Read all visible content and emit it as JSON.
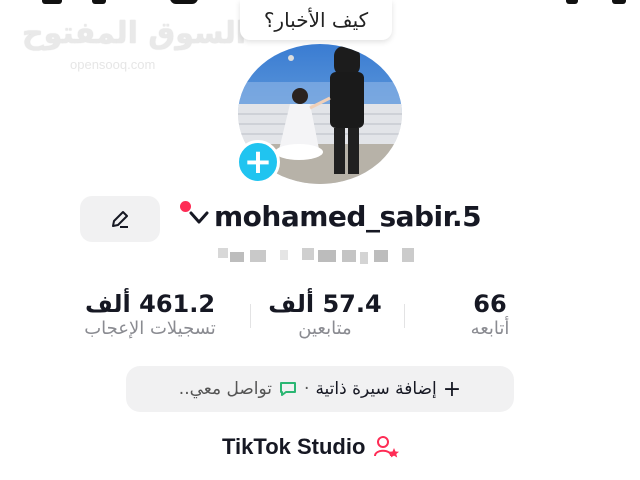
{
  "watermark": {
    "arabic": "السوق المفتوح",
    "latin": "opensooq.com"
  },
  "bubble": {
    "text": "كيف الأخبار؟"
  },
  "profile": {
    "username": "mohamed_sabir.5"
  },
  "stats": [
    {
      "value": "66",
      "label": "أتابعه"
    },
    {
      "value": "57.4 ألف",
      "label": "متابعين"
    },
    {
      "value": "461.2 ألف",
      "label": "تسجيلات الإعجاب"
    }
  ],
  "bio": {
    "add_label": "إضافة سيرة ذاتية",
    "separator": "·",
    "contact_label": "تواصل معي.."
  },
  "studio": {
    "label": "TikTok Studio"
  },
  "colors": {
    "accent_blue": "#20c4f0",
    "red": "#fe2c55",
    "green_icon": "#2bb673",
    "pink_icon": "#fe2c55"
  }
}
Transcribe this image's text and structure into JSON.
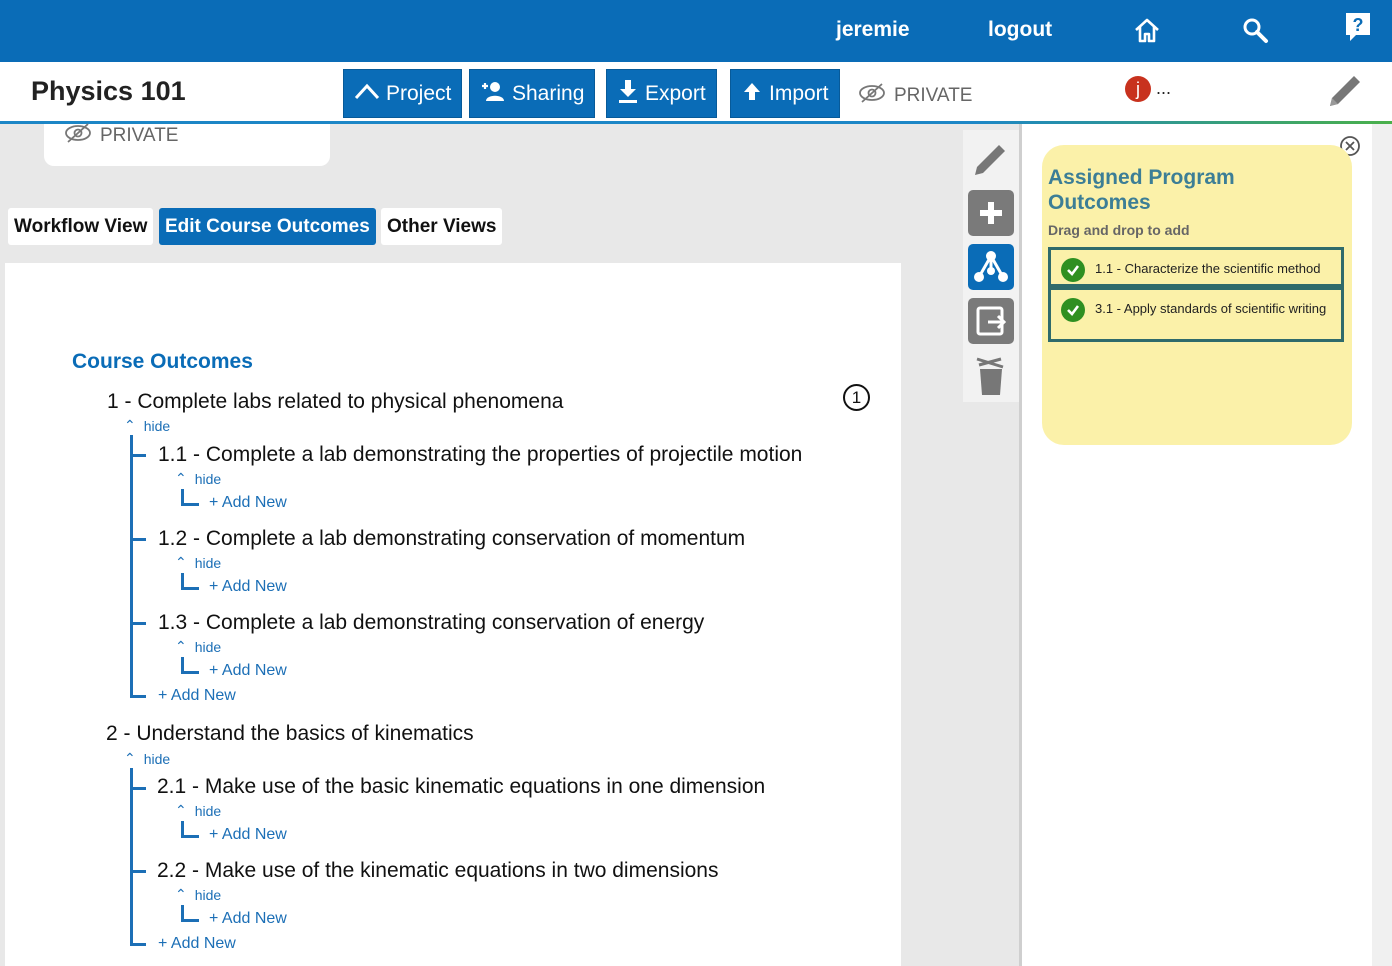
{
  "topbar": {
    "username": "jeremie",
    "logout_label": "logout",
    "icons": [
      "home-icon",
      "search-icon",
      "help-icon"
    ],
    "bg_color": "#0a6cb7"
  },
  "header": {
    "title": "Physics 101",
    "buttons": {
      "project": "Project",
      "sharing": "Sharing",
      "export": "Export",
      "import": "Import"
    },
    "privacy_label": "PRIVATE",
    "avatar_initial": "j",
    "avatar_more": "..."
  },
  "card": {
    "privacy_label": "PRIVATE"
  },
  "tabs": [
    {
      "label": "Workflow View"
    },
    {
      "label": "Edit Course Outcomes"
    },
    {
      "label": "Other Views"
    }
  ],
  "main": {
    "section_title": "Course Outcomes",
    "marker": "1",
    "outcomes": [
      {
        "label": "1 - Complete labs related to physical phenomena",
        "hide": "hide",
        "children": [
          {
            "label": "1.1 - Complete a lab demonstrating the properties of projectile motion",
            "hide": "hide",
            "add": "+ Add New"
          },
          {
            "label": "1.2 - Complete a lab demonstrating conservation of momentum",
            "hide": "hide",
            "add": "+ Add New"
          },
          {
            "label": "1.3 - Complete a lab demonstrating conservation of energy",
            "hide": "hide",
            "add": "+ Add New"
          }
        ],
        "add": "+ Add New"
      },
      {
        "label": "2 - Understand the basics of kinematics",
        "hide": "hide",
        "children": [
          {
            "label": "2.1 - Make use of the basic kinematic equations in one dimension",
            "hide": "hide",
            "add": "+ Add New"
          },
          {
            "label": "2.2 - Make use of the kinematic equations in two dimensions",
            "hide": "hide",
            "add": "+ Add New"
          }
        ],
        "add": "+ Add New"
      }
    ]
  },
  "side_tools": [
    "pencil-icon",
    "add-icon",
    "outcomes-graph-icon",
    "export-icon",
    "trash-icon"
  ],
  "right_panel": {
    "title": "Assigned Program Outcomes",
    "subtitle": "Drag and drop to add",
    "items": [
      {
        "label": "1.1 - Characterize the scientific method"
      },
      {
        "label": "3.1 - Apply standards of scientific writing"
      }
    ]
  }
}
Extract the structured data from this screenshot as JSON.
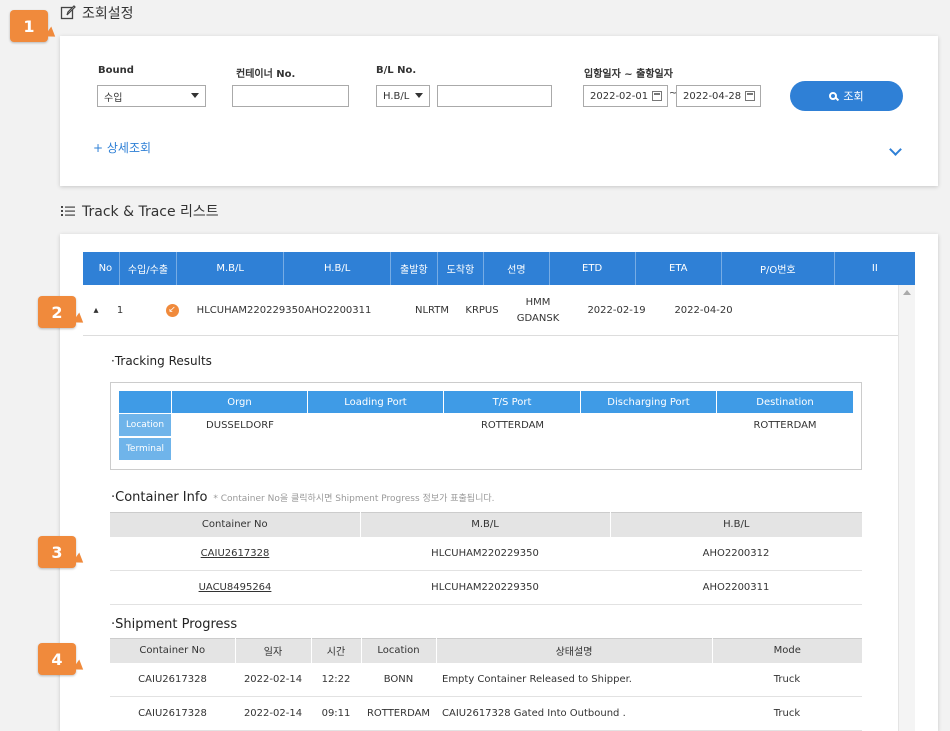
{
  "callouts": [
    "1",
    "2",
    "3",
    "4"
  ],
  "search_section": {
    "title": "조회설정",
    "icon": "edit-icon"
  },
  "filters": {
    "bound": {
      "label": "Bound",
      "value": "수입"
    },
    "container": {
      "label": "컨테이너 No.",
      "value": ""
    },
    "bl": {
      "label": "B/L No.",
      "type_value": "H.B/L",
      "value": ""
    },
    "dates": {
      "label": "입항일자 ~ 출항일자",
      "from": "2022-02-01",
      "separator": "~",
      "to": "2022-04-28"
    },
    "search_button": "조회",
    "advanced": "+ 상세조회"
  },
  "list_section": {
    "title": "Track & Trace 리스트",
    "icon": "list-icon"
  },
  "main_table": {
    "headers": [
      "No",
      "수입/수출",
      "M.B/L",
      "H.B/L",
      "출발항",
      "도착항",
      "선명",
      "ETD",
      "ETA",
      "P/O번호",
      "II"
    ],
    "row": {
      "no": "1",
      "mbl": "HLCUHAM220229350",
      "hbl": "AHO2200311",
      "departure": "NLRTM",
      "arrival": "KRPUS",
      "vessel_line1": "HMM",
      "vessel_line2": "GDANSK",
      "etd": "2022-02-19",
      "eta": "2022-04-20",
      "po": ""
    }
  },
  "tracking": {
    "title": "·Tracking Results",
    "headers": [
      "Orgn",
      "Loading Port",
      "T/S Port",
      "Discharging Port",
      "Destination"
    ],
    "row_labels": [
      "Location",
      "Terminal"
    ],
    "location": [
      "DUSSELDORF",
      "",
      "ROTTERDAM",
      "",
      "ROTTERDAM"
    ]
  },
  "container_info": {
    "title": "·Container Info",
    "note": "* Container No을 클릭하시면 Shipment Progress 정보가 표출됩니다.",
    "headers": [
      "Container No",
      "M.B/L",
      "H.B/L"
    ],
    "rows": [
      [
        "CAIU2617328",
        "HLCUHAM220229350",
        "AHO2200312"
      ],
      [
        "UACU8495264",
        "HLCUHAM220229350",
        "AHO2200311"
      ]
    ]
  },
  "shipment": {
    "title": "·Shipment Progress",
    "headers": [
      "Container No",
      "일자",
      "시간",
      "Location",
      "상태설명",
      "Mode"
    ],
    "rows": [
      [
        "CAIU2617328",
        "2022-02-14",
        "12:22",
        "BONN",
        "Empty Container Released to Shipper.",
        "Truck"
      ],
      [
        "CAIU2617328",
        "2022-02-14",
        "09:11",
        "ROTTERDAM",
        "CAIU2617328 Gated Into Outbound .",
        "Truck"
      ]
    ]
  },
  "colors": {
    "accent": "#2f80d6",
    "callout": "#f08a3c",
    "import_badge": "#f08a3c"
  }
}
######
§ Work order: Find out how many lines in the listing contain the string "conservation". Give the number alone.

§ Output of the task: 2